While we believe the outlook for real estate remains broadly positive, a potential deceleration in real estate earnings growth means that picking the right sectors and assets is more important than ever. Against the backdrop of buoyant markets and rising animal spirits, investors must actively seek out pockets of true value.
Since the depths of the Great Recession in 2009, U.S. equities have enjoyed a largely uninterrupted bull market. In the fourth quarter of 2016, it seemed that unanticipated events might throw markets off their upward trajectory. Donald Trump won an unforeseen victory in the U.S. presidential election, the Federal Reserve began its long-delayed rate tightening cycle, and the United Kingdom unexpectedly voted to exit the European Union. However, after some brief jitters,markets shrugged off the uncertainty these events generated and rose sharply.
This so-called “Trump bump” has been driven, in part, by anticipation of the stimulatory policies Trump promised to implement. Markets have been encouraged by Trump’s talk of tax reform, massive infrastructure spending, and the potential repatriation of offshore corporate profits. Although these measures have not yet been implemented, markets appear to be pricing them in together with robust GDP and earnings growth.
Upbeat markets and a growing economy are broadly positive for the real estate sector. As the economy grows, demand for apartments, office space, warehouses, and storage grows, lowering real estate vacancy rates and potentially boosting rental income.
Encouragingly, despite robust demand, most sectors have seen only modest new supply, so oversupply does not threaten real estate’s generally positive outlook.
In keeping with this supportive environment,in the first quarter, traded real estate investment trusts (REITs) reported robust earnings in-line with earlier guidance. Looking forward, however, some REITs anticipate a deceleration in earnings growth. Whereas last year traded REITs were forecasting 2016 earnings growth in the 4–6 percent range, they are forecasting growth of 2–4 percent for 2017.
Interest rates are a likely driver of this deceleration. As rates rise, the cost of borrowing rises, and this can mean potentially lower earnings for certain real estate holdings, which must redirect rental income to higher interest payments. In response, fear drove a modest correction in the traded REIT sector in late 2016 when the Federal Reserve raised rates.
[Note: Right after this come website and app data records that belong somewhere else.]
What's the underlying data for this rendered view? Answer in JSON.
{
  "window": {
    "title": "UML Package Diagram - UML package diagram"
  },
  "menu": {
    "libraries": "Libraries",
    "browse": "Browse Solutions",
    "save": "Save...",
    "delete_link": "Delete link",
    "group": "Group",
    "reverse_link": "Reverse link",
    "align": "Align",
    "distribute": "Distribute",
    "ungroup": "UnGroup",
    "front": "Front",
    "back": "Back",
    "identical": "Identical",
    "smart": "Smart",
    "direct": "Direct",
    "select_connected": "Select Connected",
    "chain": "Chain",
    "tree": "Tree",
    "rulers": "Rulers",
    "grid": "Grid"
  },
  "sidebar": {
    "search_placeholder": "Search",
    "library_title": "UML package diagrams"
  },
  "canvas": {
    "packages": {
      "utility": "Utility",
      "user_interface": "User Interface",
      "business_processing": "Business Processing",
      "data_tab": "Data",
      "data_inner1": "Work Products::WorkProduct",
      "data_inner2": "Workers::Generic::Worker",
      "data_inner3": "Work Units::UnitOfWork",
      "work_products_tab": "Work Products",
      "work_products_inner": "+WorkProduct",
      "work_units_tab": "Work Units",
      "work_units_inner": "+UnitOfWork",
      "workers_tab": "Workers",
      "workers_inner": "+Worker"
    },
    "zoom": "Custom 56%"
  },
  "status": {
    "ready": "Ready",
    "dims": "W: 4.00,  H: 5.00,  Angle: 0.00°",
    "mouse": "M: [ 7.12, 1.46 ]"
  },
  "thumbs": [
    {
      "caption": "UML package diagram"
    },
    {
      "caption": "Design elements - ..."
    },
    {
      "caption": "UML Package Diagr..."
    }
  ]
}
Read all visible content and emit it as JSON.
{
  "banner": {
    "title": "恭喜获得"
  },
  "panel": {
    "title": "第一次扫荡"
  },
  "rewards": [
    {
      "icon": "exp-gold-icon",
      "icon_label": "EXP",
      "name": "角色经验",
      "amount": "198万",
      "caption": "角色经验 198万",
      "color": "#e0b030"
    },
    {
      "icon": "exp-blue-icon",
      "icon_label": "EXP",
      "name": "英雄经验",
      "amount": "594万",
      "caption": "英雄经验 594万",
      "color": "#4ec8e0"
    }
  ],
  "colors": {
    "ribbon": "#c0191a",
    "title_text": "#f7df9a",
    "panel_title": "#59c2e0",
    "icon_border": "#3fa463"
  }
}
From our perspective, however, this correction has merely served to improve the attractiveness of traded REIT valuations. Market concerns about the impact of rising rates on real estate are largely misplaced. Typically, landlords have the ability to pass increased interest costs along to tenants through lease renegotiation and rent-escalator clauses. This is particularly true for sectors with short-duration leases like multifamily.
In other words, while real estate earnings growth may be slowing overall, we believe that individual REITs continue to offer value. For investors, this underscores the need for active management and careful investment selection.
While real estate earnings growth may be slowing overall, we believe individual REITs continue to offer value.
Consider the dynamics at work in individual real estate sectors. In the multifamily sector, for example, performance has been strong over recent years. Rental demand is high, driving low vacancy rates and strong rent growth. However, looking at the supply side, we see a mixed picture. In top-tier cities such as New York and San Francisco there has been intensive construction of luxury apartments concentrated in downtown areas. In contrast, in so-called 18-hour cities like Minneapolis and Austin, new construction has been much more limited.
For investors, this means that selecting a multifamily investment option is not black and white. Simply buying the market would mean potentially acquiring assets in locations where the growth outlook is muted by oversupply. In this environment, individual asset selection becomes important.
Looking ahead, we believe the outlook for real estate remains positive. The economy is growing and there is the potential for further stimulus as the Trump administration rolls out new policies. The deceleration in earnings growth simply means that active management and asset selection become more important in securing long-term returns.